Trump Warning to Comey Prompts Questions on ‘Tapes’

No president in the past 40 years has been known to regularly tape his phone calls or meetings because, among other reasons, they could be subpoenaed by investigators as they were during the Watergate investigation that ultimately forced President Richard M. Nixon to resign.

.. “For a president who baselessly accused his predecessor of illegally wiretapping him, that Mr. Trump would suggest that he, himself, may have engaged in such conduct is staggering,”

.. He denied that the president was threatening the former F.B.I. director. “That’s not a threat,” Mr. Spicer said. “He simply stated a fact. The tweet speaks for itself. I’m moving on.”

.. Mr. Trump suggested he was seriously thinking about canceling the briefings. “Unless I have them every two weeks and I do them myself, we don’t have them,” he said. “I think it’s a good idea.”

.. Every president in modern times has been frustrated with the news media at points, but they all preserved the tradition of the daily briefing, if for no other reason than to get their message out. Mr. Trump, with Twitter as his own trumpet, may feel less need for that.

.. Mr. Trump has long been said by allies and former employees to have taped some of his own phone calls

.. But the implicit threat to Mr. Comey was ripped from a familiar playbook that Mr. Trump relied on during the campaign to silence critics or dissent.

  1. he read aloud the mobile telephone number of one rival, Senator Lindsey Graham of South Carolina, from the stage at a rally and encouraged people to flood his phone with calls.
  2. he threatened on Twitter to tell stories about Joe Scarborough and Mika Brzezinski, the co-hosts of the MSNBC show “Morning Joe,” after they criticized him.
  3. He also railed against the wealthy Ricketts family as it was funding anti-Trump efforts, threatening to air some unspecified dirty laundry.
  4. while competing with Senator Ted Cruz of Texas for the Republican presidential nomination, he threatened to expose something unflattering about his opponent’s wife. “Be careful, Lyin’ Ted, or I will spill the beans on your wife!” he said.

.. Mr. Trump’s warning on Twitter to quiet Mr. Comey could be viewed as an effort to intimidate a witness for any current or future investigation into whether the firing of the F.B.I. director amounted to obstruction of justice.
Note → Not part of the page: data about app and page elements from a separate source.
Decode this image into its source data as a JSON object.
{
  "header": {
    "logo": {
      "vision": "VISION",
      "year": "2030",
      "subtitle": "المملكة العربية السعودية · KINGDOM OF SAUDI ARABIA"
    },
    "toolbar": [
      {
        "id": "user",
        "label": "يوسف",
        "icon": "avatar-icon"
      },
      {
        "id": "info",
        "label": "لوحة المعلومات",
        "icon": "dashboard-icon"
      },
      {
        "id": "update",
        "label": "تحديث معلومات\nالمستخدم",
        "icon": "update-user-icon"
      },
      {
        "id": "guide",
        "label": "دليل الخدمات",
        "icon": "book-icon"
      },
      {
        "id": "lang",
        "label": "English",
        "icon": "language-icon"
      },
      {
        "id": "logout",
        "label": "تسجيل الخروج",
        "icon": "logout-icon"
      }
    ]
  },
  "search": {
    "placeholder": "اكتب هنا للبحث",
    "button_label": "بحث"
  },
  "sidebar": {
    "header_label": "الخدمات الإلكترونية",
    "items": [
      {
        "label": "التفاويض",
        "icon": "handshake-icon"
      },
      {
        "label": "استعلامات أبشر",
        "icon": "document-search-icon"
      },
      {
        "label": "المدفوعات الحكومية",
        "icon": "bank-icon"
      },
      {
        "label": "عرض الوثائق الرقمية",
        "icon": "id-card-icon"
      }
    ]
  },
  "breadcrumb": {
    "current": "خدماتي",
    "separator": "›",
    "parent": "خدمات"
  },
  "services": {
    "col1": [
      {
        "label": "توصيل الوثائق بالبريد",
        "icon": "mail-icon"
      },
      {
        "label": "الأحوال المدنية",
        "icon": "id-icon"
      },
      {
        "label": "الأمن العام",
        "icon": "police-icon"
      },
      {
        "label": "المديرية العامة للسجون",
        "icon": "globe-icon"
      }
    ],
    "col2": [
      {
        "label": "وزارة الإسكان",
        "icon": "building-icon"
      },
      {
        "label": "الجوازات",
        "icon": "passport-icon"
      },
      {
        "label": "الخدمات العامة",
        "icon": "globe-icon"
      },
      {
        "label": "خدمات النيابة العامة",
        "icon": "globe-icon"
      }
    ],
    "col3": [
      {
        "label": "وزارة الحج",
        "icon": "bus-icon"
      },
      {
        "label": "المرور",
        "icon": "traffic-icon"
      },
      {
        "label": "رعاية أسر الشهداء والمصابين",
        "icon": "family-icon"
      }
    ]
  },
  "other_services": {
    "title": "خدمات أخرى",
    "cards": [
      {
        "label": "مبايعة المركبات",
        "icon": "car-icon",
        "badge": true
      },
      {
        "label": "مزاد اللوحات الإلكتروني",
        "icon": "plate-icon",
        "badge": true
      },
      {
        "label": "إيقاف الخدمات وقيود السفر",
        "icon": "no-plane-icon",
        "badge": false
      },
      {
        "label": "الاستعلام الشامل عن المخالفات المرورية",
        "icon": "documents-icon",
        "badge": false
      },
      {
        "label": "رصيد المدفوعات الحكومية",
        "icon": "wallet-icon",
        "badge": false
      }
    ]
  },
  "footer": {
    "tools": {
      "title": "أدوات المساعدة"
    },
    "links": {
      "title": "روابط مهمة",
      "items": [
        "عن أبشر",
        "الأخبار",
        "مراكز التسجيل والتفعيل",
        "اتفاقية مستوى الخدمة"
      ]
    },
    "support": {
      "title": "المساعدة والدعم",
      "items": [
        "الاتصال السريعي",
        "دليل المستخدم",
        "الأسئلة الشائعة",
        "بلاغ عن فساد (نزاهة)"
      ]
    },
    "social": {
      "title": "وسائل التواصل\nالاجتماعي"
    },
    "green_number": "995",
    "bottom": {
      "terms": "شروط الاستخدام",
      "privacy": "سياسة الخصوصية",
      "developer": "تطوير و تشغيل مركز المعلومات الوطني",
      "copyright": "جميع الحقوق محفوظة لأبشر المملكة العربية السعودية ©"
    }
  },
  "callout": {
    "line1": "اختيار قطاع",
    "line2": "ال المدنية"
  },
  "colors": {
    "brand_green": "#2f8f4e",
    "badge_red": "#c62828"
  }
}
“If this were an actual criminal investigation — in other words, if there were a prosecutor and a defense lawyer in the picture — this would draw a severe phone call to counsel warning that the defendant is at serious risk of indictment if he continues to speak to witnesses,” Mr. Buell said. “Thus, this is also definitive evidence that Trump is not listening to counsel and perhaps not even talking to counsel. Unprecedented in the modern presidency.”

.. This is not the first time an administration has challenged Mr. Comey’s version of a prominent conversation. During President George W. Bush’s administration, White House officials disputed Mr. Comey’s account of a hospital room standoff in which Mr. Bush’s top aides tried to pressure John D. Ashcroft, the ailing attorney general, to reauthorize a controversial surveillance program.

Mr. Comey, then the deputy attorney general, was eventually vindicated because the F.B.I. director at the time, Robert S. Mueller III, kept his notes from the encounter — a reminder that note-taking is steeped in the F.B.I. culture.

.. A couple of Democrats on the House Intelligence Committee, Mr. Schiff and Representative Eric Swalwell of California, have said there is at least some evidence of collusion, but when Senator Dianne Feinstein of California, a Democrat on the Senate Intelligence Committee, was asked last week if there was, she said, “Not at this time.”